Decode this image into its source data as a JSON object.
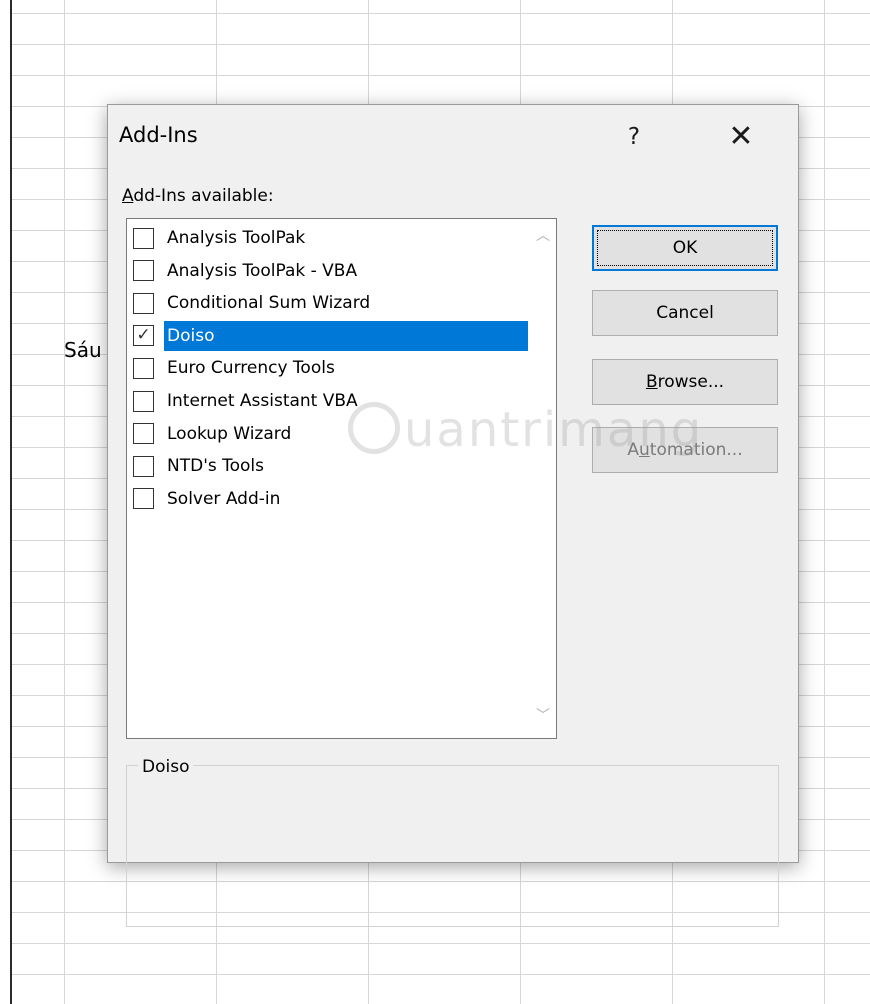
{
  "sheet": {
    "cell_text": "Sáu"
  },
  "dialog": {
    "title": "Add-Ins",
    "help_glyph": "?",
    "close_glyph": "✕",
    "available_label_prefix": "A",
    "available_label_rest": "dd-Ins available:",
    "items": [
      {
        "label": "Analysis ToolPak",
        "checked": false,
        "selected": false
      },
      {
        "label": "Analysis ToolPak - VBA",
        "checked": false,
        "selected": false
      },
      {
        "label": "Conditional Sum Wizard",
        "checked": false,
        "selected": false
      },
      {
        "label": "Doiso",
        "checked": true,
        "selected": true
      },
      {
        "label": "Euro Currency Tools",
        "checked": false,
        "selected": false
      },
      {
        "label": "Internet Assistant VBA",
        "checked": false,
        "selected": false
      },
      {
        "label": "Lookup Wizard",
        "checked": false,
        "selected": false
      },
      {
        "label": "NTD's Tools",
        "checked": false,
        "selected": false
      },
      {
        "label": "Solver Add-in",
        "checked": false,
        "selected": false
      }
    ],
    "check_glyph": "✓",
    "scroll_up_glyph": "︿",
    "scroll_down_glyph": "﹀",
    "buttons": {
      "ok": "OK",
      "cancel": "Cancel",
      "browse_prefix": "B",
      "browse_rest": "rowse...",
      "automation_prefix": "A",
      "automation_u": "u",
      "automation_rest": "tomation..."
    },
    "description_title": "Doiso",
    "description_text": ""
  },
  "watermark": {
    "text": "uantrimang"
  },
  "colors": {
    "selection": "#0078d7",
    "dialog_bg": "#f0f0f0",
    "button_bg": "#e1e1e1"
  }
}
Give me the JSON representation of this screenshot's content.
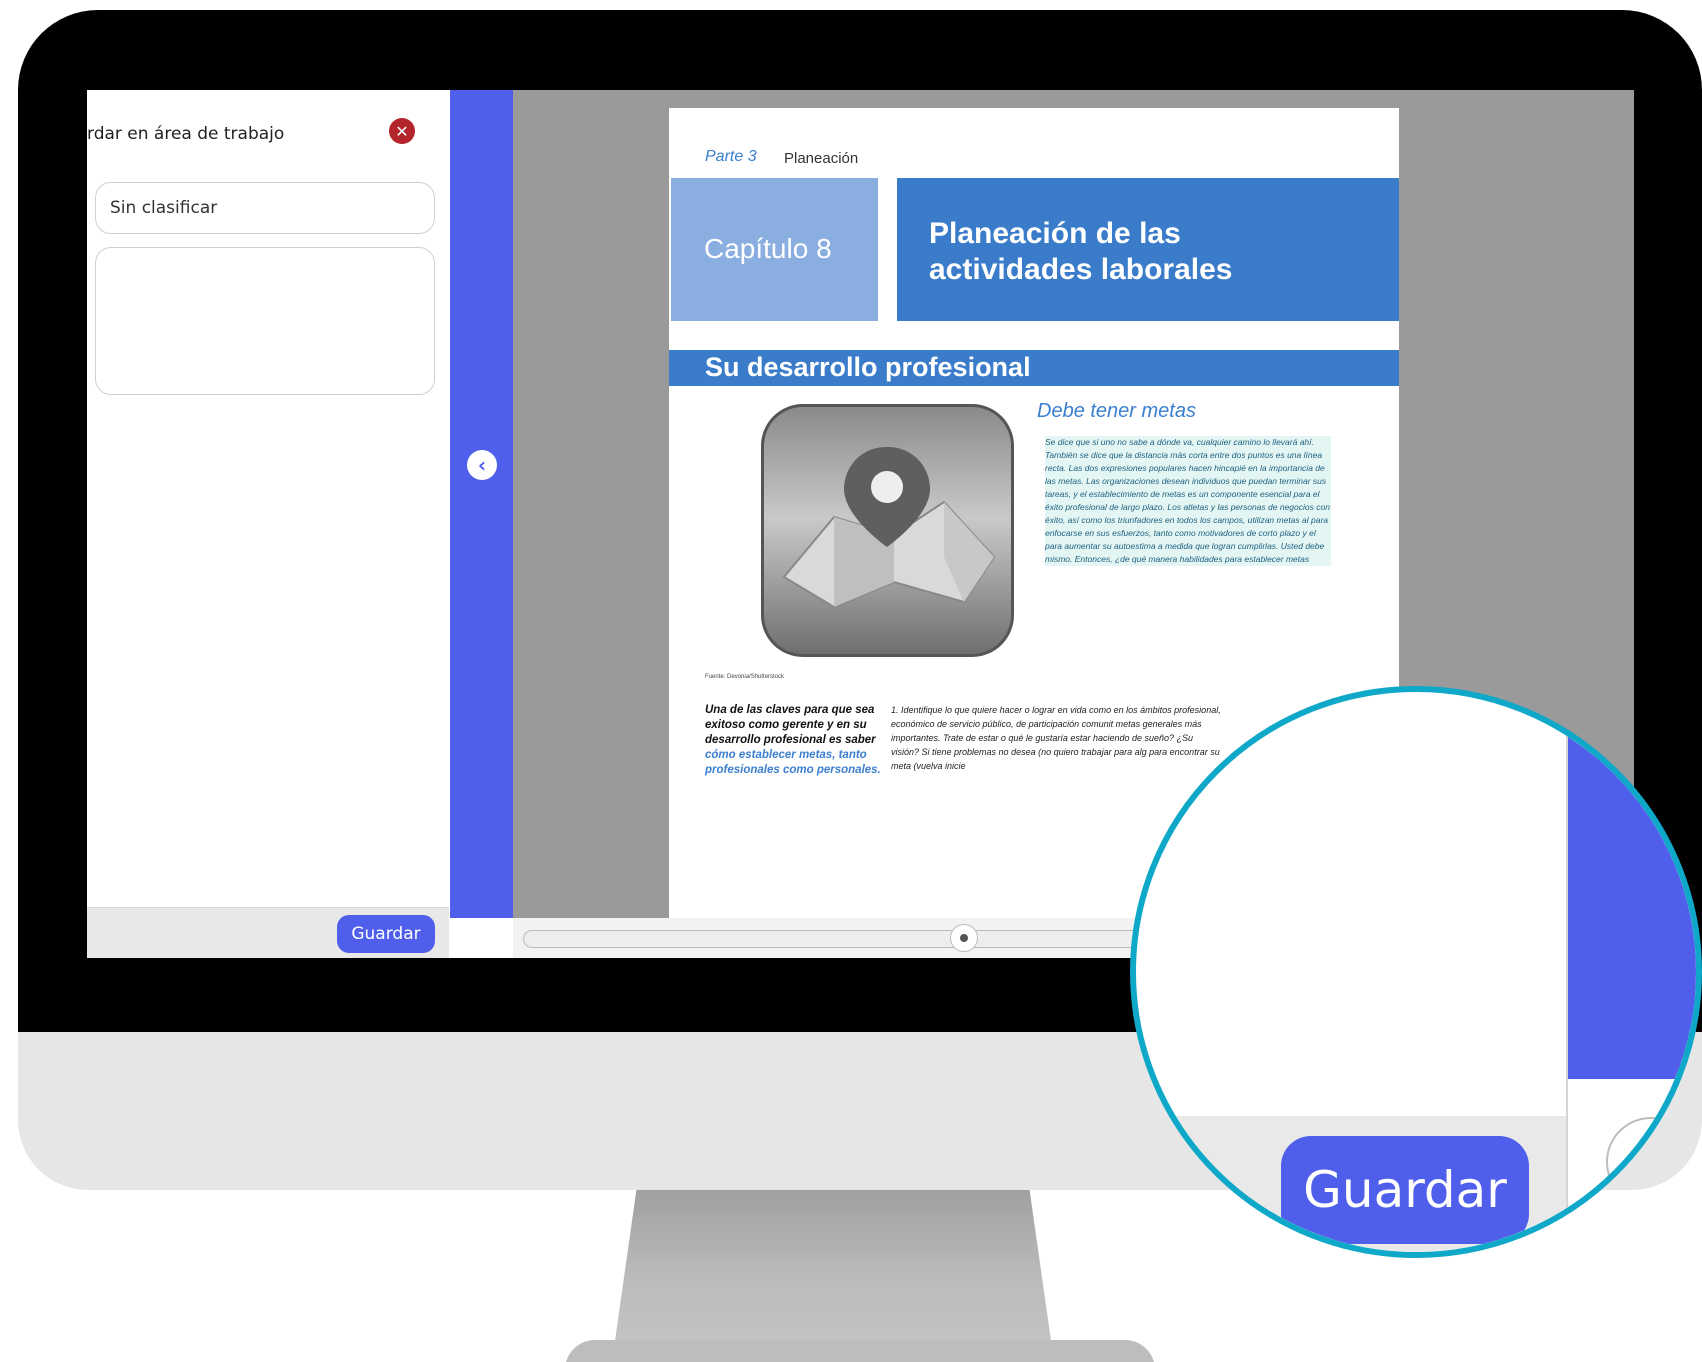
{
  "panel": {
    "title": "rdar en área de trabajo",
    "category_value": "Sin clasificar",
    "save_label": "Guardar"
  },
  "icons": {
    "close": "close-icon",
    "back": "chevron-left-icon",
    "map": "map-pin-icon"
  },
  "document": {
    "parte": "Parte 3",
    "parte_name": "Planeación",
    "chapter": "Capítulo 8",
    "chapter_title_line1": "Planeación de las",
    "chapter_title_line2": "actividades laborales",
    "section_title": "Su desarrollo profesional",
    "subheading": "Debe tener metas",
    "body": "Se dice que si uno no sabe a dónde va, cualquier camino lo llevará ahí. También se dice que la distancia más corta entre dos puntos es una línea recta. Las dos expresiones populares hacen hincapié en la importancia de las metas. Las organizaciones desean individuos que puedan terminar sus tareas, y el establecimiento de metas es un componente esencial para el éxito profesional de largo plazo. Los atletas y las personas de negocios con éxito, así como los triunfadores en todos los campos, utilizan metas al para enfocarse en sus esfuerzos, tanto como motivadores de corto plazo y el para aumentar su autoestima a medida que logran cumplirlas. Usted debe mismo. Entonces, ¿de qué manera habilidades para establecer metas",
    "credit": "Fuente: Devonia/Shutterstock",
    "lead_black": "Una de las claves para que sea exitoso como gerente y en su desarrollo profesional es saber",
    "lead_blue": "cómo establecer metas, tanto profesionales como personales.",
    "item": "1. Identifique lo que quiere hacer o lograr en vida como en los ámbitos profesional, económico de servicio público, de participación comunit metas generales más importantes. Trate de estar o qué le gustaría estar haciendo de sueño? ¿Su visión? Si tiene problemas no desea (no quiero trabajar para alg para encontrar su meta (vuelva inicie"
  },
  "zoom": {
    "save_label": "Guardar"
  },
  "colors": {
    "accent": "#4f5fec",
    "lens_ring": "#0fa8c9",
    "doc_blue": "#3a7cca",
    "doc_light_blue": "#8aaee0",
    "close_red": "#b3242b"
  }
}
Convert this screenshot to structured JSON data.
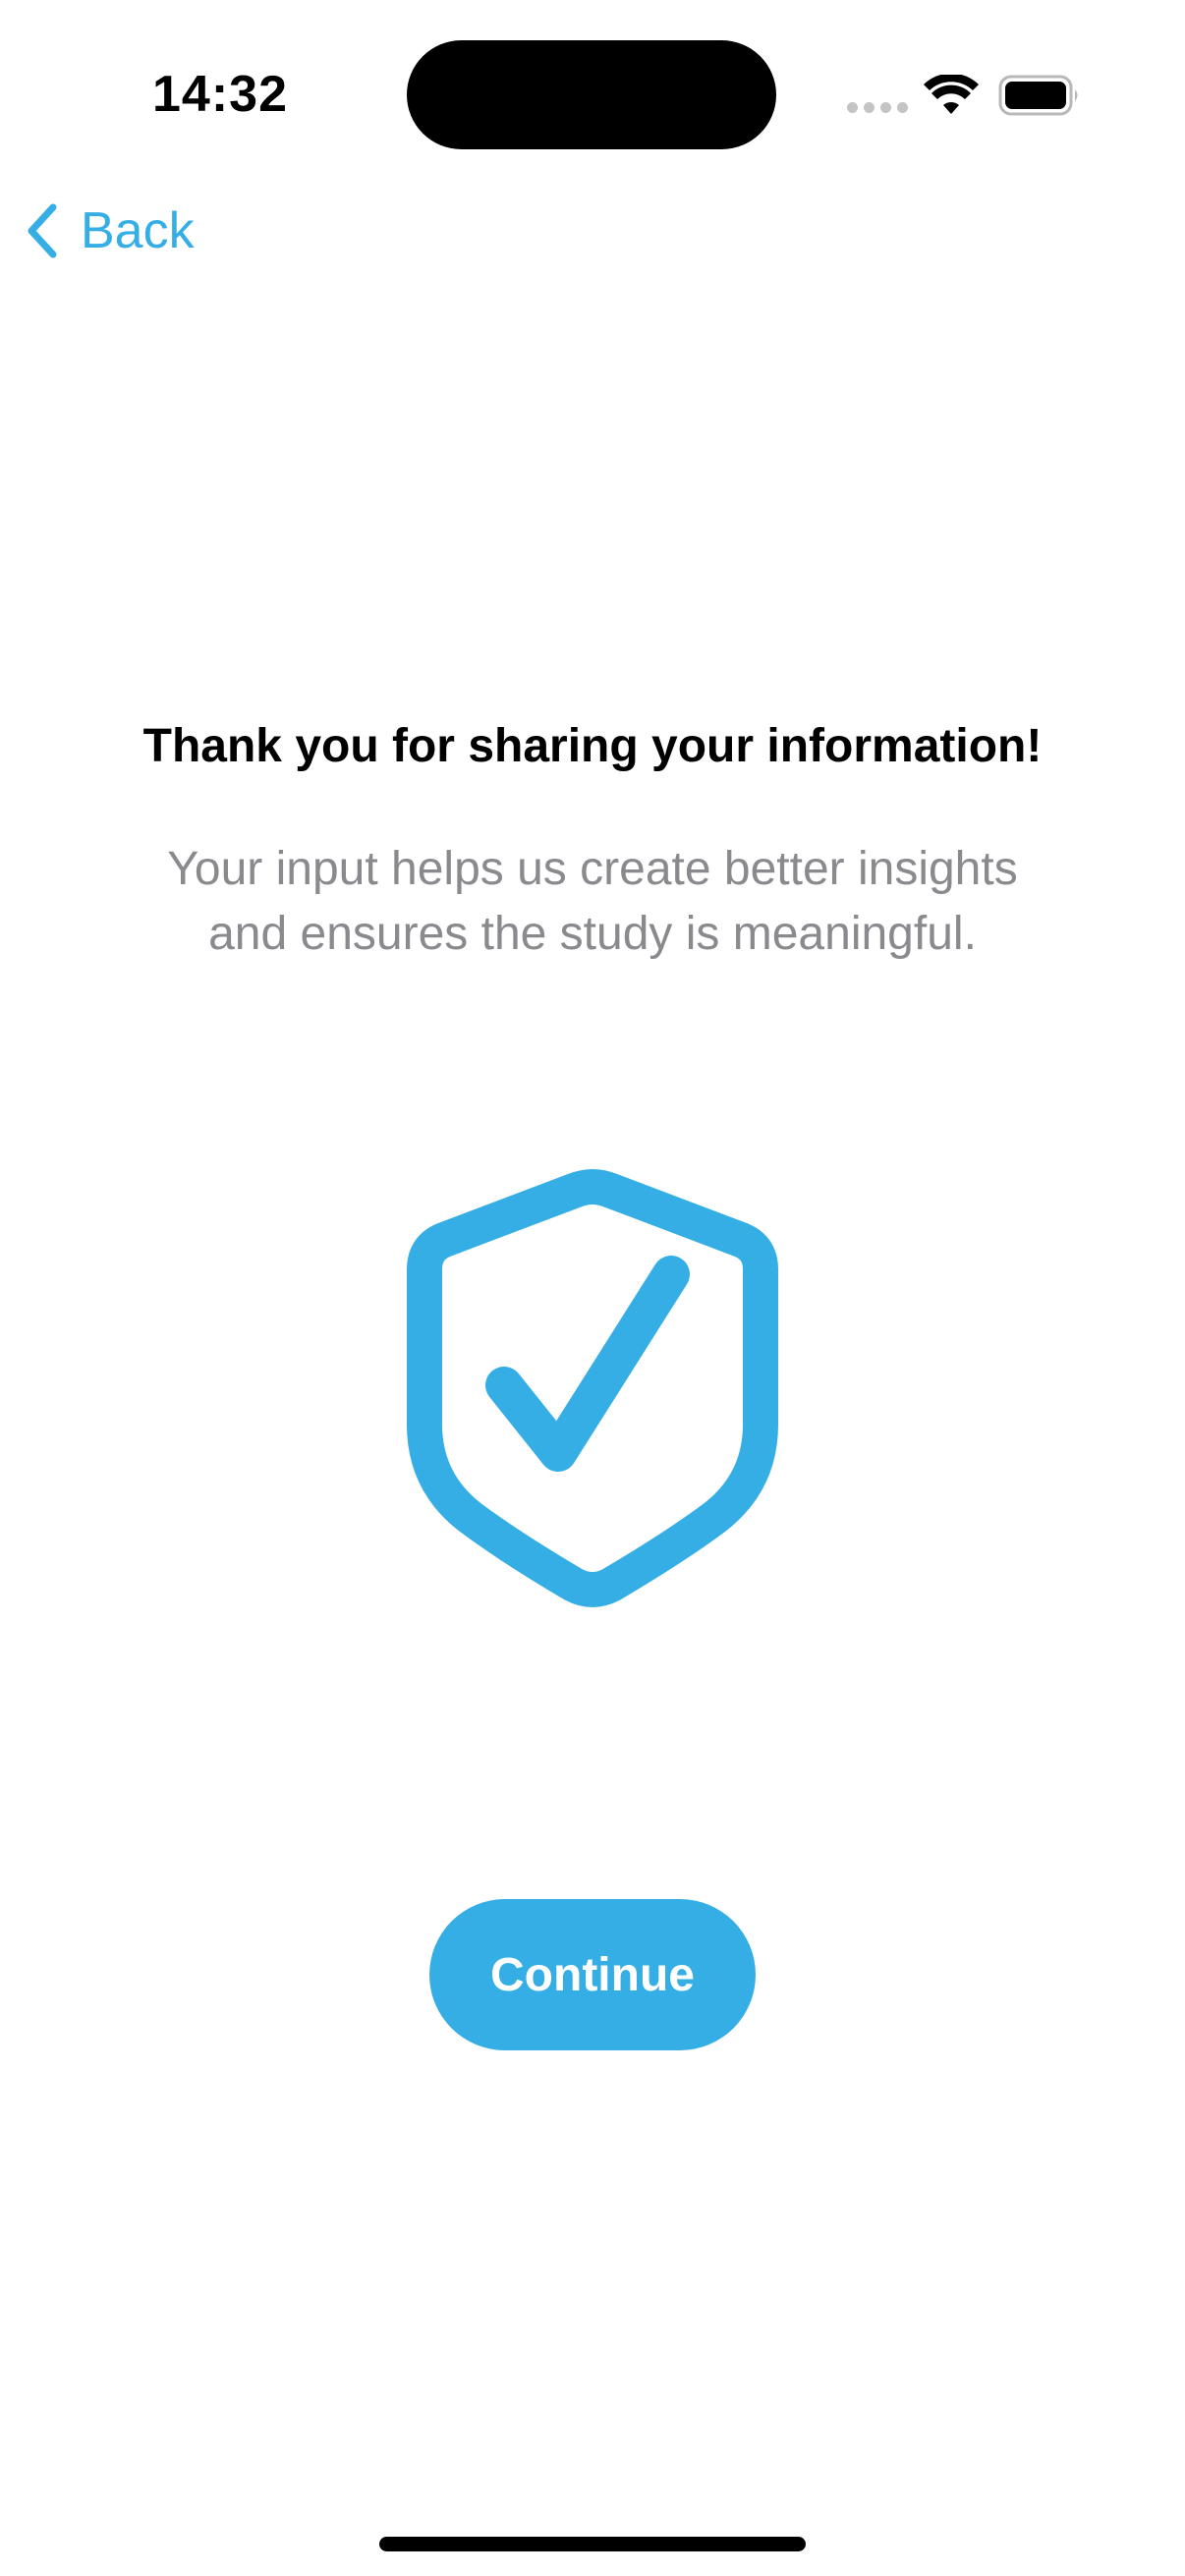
{
  "status_bar": {
    "time": "14:32"
  },
  "nav": {
    "back_label": "Back"
  },
  "content": {
    "title": "Thank you for sharing your information!",
    "subtitle_lines": [
      "Your input helps us create better insights",
      "and ensures the study is meaningful."
    ],
    "icon": "shield-check-icon"
  },
  "actions": {
    "continue_label": "Continue"
  },
  "colors": {
    "accent": "#35aee6",
    "subtitle": "#8a8a8e",
    "text": "#000000",
    "background": "#ffffff"
  }
}
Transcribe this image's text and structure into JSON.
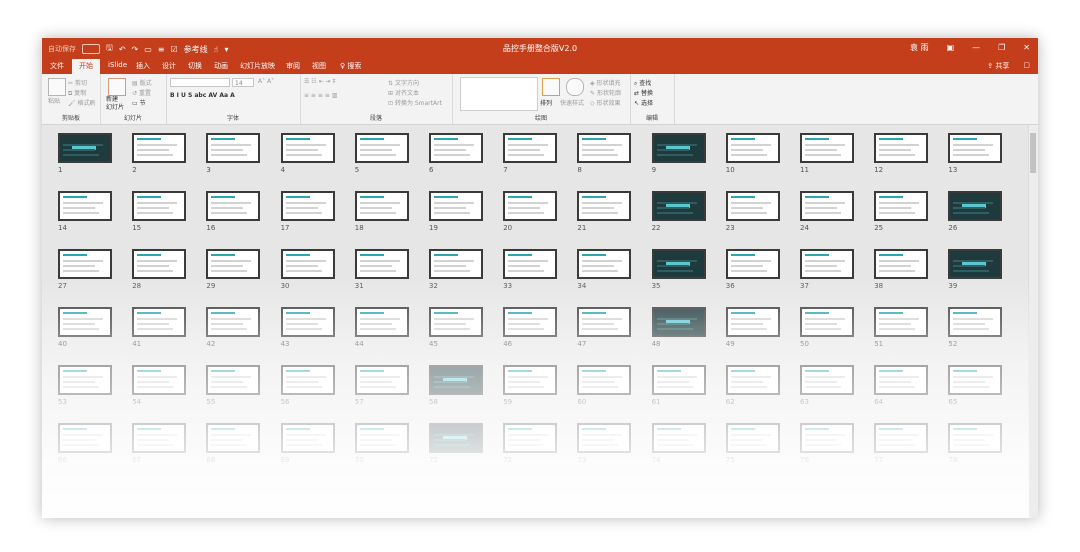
{
  "titlebar": {
    "autosave_label": "自动保存",
    "doc_title": "品控手册整合版V2.0",
    "user": "袁 雨",
    "reference_line": "参考线"
  },
  "tabs": [
    "文件",
    "开始",
    "iSlide",
    "插入",
    "设计",
    "切换",
    "动画",
    "幻灯片放映",
    "审阅",
    "视图"
  ],
  "search_label": "搜索",
  "share_label": "共享",
  "ribbon": {
    "clipboard": {
      "label": "剪贴板",
      "paste": "粘贴",
      "cut": "剪切",
      "copy": "复制",
      "format_painter": "格式刷"
    },
    "slides": {
      "label": "幻灯片",
      "new_slide": "新建\n幻灯片",
      "layout": "版式",
      "reset": "重置",
      "section": "节"
    },
    "font": {
      "label": "字体",
      "size": "14"
    },
    "paragraph": {
      "label": "段落",
      "text_direction": "文字方向",
      "align_text": "对齐文本",
      "smartart": "转换为 SmartArt"
    },
    "drawing": {
      "label": "绘图",
      "arrange": "排列",
      "quick_styles": "快速样式",
      "shape_fill": "形状填充",
      "shape_outline": "形状轮廓",
      "shape_effects": "形状效果"
    },
    "editing": {
      "label": "编辑",
      "find": "查找",
      "replace": "替换",
      "select": "选择"
    }
  },
  "slides": {
    "dark_numbers": [
      1,
      9,
      22,
      26,
      35,
      39,
      48,
      58,
      71
    ],
    "count": 78
  }
}
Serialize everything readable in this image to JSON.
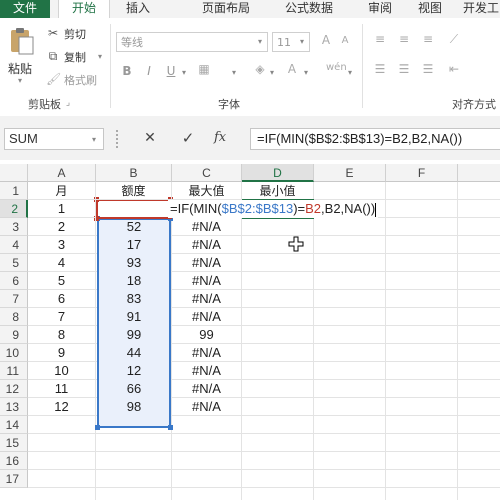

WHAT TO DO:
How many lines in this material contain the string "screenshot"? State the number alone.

ANSWER TO THIS TASK:
2